Reading through the lines below, count those that include the string "name"; the answer is that number and nothing else.

⁂

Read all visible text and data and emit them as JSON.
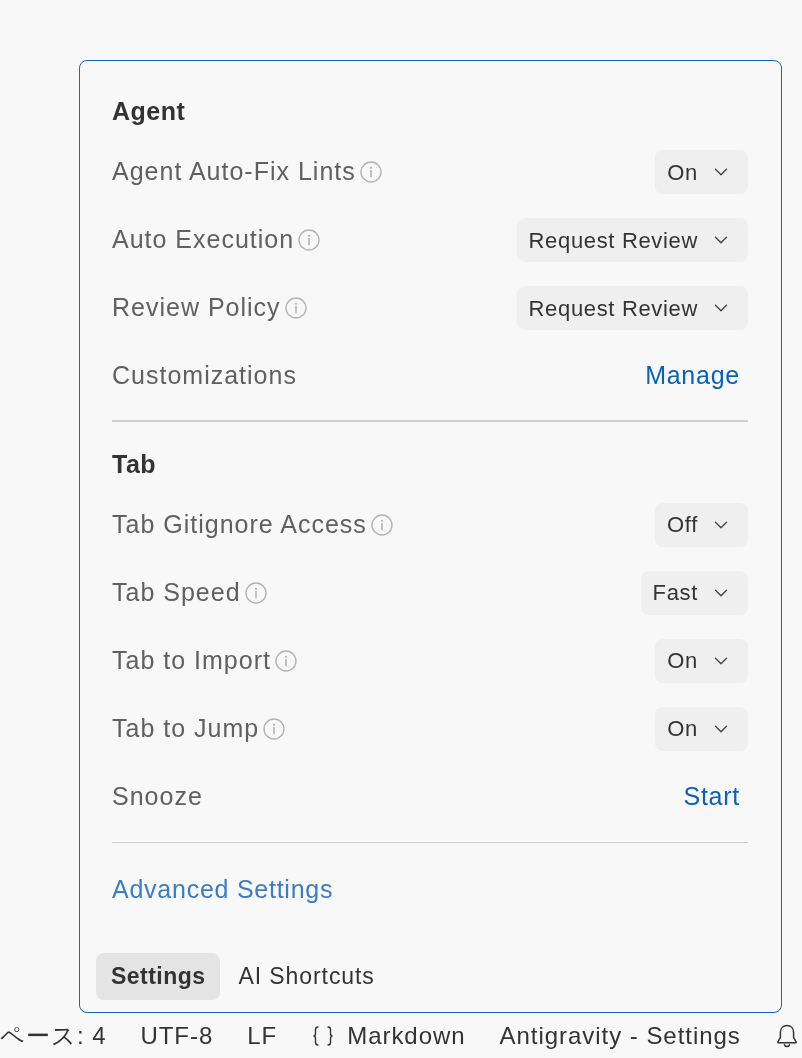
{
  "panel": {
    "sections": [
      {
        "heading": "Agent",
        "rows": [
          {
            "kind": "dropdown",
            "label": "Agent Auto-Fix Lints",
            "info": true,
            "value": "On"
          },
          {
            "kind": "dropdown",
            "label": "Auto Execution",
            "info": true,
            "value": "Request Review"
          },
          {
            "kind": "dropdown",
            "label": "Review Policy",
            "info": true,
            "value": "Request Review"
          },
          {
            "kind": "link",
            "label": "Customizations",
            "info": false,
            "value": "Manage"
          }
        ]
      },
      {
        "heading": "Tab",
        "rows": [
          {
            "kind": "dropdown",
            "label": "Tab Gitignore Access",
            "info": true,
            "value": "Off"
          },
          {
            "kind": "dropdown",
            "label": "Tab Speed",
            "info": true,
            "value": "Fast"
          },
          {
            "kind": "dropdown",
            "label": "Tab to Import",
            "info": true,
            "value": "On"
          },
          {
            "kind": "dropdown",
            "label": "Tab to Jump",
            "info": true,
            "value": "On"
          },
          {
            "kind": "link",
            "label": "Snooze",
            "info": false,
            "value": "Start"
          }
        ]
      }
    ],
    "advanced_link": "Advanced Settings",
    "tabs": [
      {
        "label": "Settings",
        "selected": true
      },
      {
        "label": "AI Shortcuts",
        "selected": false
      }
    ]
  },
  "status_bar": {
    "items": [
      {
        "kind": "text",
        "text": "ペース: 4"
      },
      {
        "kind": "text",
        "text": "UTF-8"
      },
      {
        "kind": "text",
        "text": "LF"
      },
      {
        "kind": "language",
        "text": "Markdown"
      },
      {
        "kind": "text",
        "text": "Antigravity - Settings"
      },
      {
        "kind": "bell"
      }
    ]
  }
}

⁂

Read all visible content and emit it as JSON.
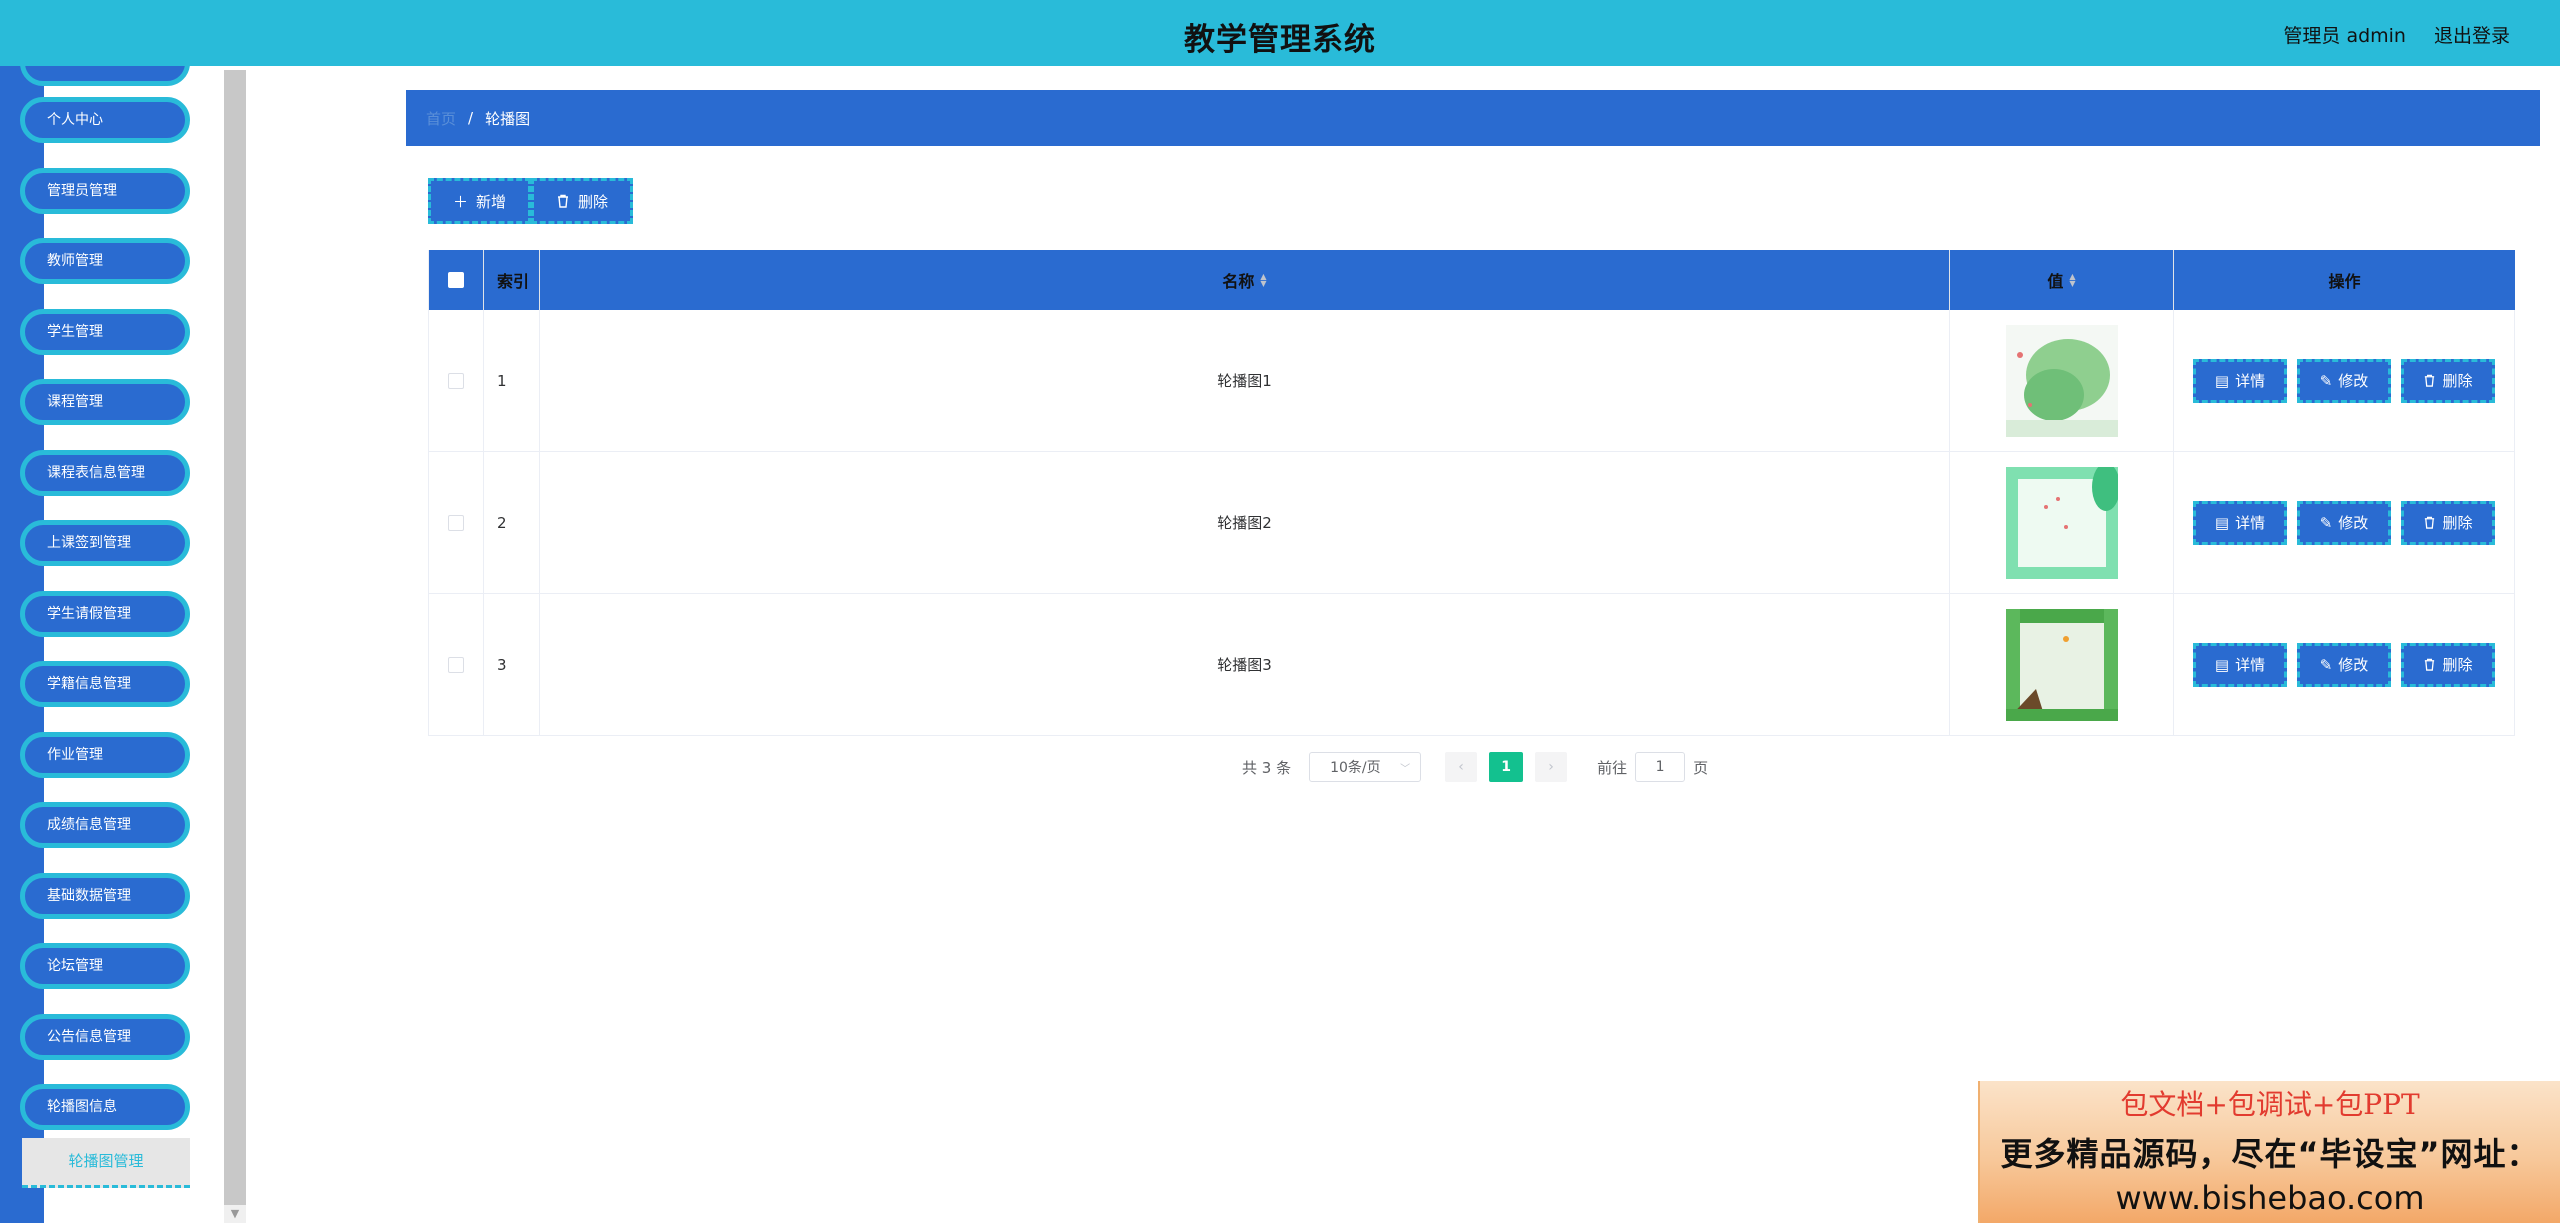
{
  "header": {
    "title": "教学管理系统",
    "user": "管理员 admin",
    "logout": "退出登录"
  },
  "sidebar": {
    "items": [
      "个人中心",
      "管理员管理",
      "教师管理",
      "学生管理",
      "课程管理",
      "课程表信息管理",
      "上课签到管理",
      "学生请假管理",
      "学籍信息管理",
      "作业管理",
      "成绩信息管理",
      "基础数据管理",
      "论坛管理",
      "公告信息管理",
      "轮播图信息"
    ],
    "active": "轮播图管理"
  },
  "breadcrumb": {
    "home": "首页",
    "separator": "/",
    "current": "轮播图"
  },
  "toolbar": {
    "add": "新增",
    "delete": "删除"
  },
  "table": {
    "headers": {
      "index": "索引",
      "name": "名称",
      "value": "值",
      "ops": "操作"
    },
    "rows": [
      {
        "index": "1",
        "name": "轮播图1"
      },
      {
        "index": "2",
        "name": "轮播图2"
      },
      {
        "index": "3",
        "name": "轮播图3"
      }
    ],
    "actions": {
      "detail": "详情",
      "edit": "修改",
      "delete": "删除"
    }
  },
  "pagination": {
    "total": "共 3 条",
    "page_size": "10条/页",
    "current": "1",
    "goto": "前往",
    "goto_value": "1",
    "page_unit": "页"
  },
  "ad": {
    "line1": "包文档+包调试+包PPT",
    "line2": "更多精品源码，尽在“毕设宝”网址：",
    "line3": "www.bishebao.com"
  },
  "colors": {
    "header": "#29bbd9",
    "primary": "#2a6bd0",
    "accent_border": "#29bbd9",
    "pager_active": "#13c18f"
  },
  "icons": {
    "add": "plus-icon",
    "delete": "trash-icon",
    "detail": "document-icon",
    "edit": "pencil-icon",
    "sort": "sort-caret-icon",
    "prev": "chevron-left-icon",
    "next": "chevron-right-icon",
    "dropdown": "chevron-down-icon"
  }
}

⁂

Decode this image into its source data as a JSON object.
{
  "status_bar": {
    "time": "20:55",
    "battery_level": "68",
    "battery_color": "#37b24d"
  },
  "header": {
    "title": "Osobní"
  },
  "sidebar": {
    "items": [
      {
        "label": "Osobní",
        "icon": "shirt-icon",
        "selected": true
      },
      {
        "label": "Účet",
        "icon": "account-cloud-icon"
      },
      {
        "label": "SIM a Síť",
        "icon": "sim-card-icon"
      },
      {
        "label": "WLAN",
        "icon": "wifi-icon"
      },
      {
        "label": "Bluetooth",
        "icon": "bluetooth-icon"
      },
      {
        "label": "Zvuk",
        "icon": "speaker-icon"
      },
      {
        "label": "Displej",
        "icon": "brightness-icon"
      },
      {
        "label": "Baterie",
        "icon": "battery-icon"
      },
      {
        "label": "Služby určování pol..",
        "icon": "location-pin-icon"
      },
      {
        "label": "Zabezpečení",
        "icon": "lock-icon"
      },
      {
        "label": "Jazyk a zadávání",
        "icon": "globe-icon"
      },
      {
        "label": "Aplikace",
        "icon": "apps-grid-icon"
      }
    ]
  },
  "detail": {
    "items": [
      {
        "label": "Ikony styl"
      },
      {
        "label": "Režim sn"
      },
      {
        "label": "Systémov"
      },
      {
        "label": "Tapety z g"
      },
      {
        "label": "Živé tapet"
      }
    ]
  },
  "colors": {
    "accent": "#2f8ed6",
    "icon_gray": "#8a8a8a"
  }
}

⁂

§ Result for this exercise:
4